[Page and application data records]
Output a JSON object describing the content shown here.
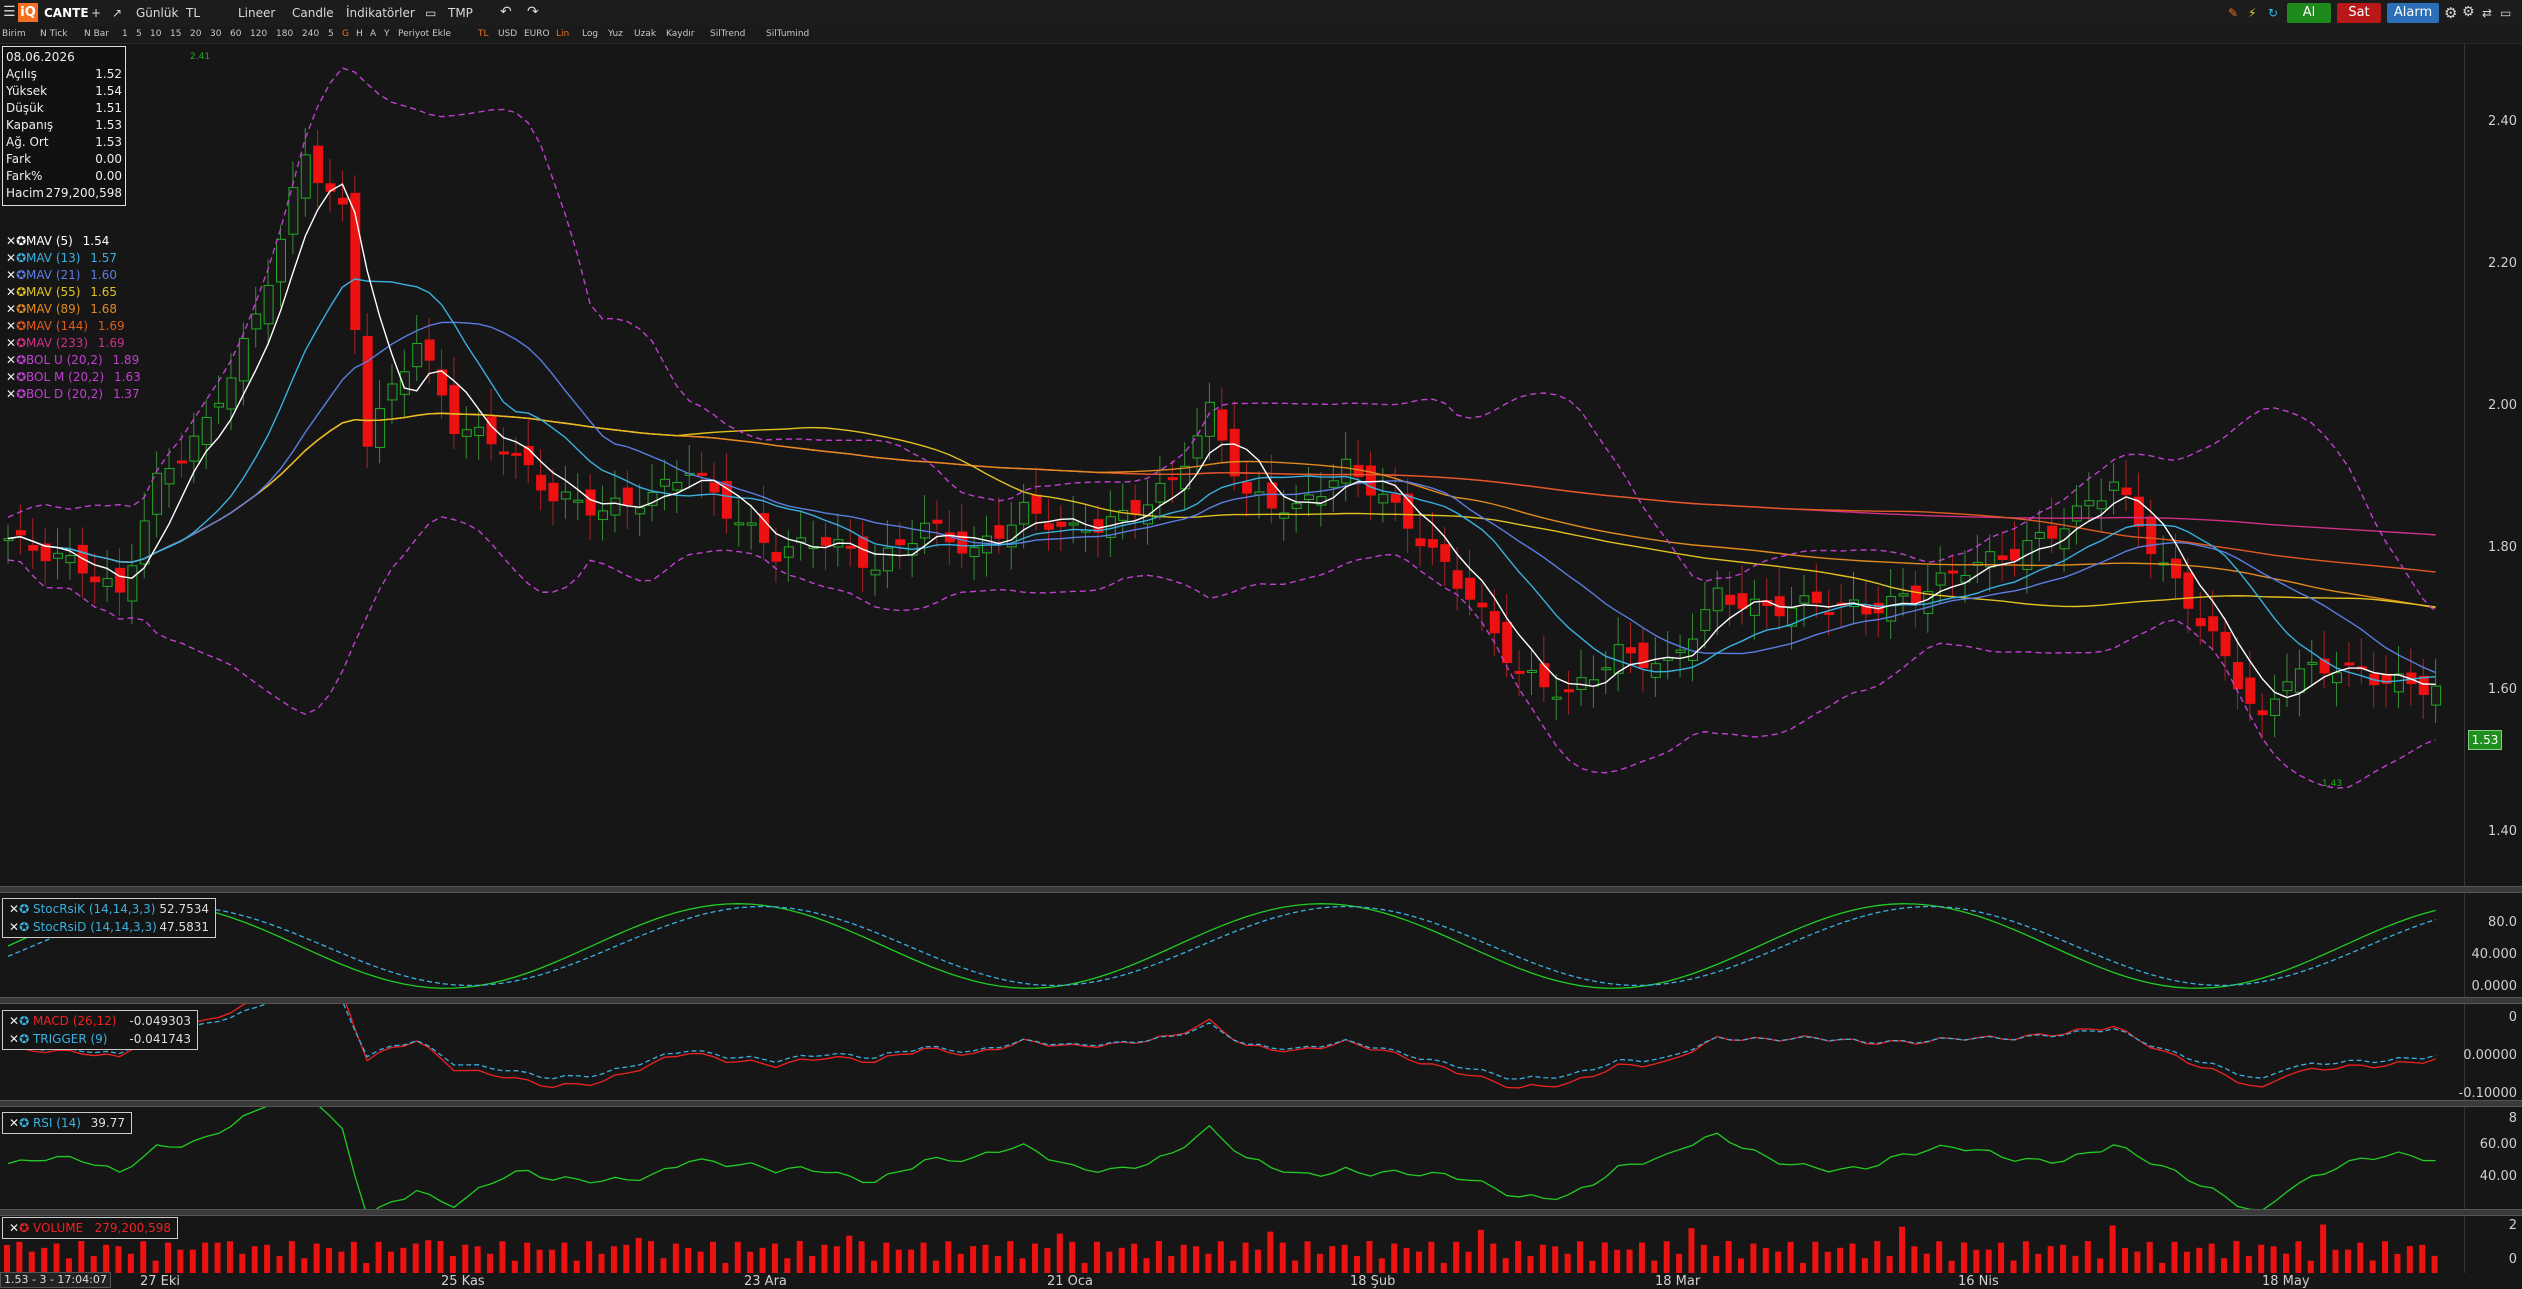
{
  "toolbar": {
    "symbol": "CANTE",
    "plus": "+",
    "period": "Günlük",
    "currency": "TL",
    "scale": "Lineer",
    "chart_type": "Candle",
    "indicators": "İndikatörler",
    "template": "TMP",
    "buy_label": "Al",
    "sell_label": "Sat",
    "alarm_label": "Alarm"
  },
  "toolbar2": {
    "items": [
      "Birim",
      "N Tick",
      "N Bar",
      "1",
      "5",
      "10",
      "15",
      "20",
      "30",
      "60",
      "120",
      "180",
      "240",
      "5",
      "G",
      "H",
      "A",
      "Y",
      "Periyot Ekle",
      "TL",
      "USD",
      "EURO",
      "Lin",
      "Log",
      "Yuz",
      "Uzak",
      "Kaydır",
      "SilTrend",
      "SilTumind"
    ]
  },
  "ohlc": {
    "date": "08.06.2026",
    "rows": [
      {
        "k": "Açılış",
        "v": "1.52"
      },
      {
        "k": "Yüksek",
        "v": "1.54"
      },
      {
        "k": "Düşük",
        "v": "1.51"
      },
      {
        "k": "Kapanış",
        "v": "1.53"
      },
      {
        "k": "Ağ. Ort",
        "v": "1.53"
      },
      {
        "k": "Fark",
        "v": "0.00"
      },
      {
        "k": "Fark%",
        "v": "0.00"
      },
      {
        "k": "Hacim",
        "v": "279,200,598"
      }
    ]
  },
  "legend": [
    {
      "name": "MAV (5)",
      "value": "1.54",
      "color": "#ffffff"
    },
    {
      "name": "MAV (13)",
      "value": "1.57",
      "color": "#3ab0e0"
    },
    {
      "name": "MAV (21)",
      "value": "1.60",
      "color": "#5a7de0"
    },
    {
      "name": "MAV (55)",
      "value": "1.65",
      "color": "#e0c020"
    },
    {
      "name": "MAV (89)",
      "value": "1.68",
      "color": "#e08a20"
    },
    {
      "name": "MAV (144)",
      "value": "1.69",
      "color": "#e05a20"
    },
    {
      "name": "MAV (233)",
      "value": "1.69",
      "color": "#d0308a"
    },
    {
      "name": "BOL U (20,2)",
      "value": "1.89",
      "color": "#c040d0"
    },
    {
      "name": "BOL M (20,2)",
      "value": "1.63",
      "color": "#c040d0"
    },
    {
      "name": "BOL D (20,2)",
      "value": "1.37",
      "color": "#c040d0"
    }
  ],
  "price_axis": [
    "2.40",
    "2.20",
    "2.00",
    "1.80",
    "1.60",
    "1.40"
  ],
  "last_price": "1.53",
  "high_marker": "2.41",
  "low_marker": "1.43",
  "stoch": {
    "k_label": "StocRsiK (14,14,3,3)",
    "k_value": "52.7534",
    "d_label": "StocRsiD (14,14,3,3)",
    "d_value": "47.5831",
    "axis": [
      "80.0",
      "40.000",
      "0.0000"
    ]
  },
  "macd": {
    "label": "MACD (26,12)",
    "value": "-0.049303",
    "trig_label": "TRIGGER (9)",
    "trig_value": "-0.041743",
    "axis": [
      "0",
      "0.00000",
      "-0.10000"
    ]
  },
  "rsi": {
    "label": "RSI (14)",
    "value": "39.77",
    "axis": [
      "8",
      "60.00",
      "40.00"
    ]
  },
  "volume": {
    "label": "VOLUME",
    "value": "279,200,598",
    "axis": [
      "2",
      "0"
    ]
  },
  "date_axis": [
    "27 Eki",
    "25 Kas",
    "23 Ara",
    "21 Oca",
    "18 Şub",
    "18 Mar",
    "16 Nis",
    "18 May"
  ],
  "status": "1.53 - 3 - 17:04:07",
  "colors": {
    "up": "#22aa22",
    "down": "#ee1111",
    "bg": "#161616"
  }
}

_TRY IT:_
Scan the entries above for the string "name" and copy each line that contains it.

_ANSWER SECTION:_
      "name": "MAV (5)",
      "name": "MAV (13)",
      "name": "MAV (21)",
      "name": "MAV (55)",
      "name": "MAV (89)",
      "name": "MAV (144)",
      "name": "MAV (233)",
      "name": "BOL U (20,2)",
      "name": "BOL M (20,2)",
      "name": "BOL D (20,2)",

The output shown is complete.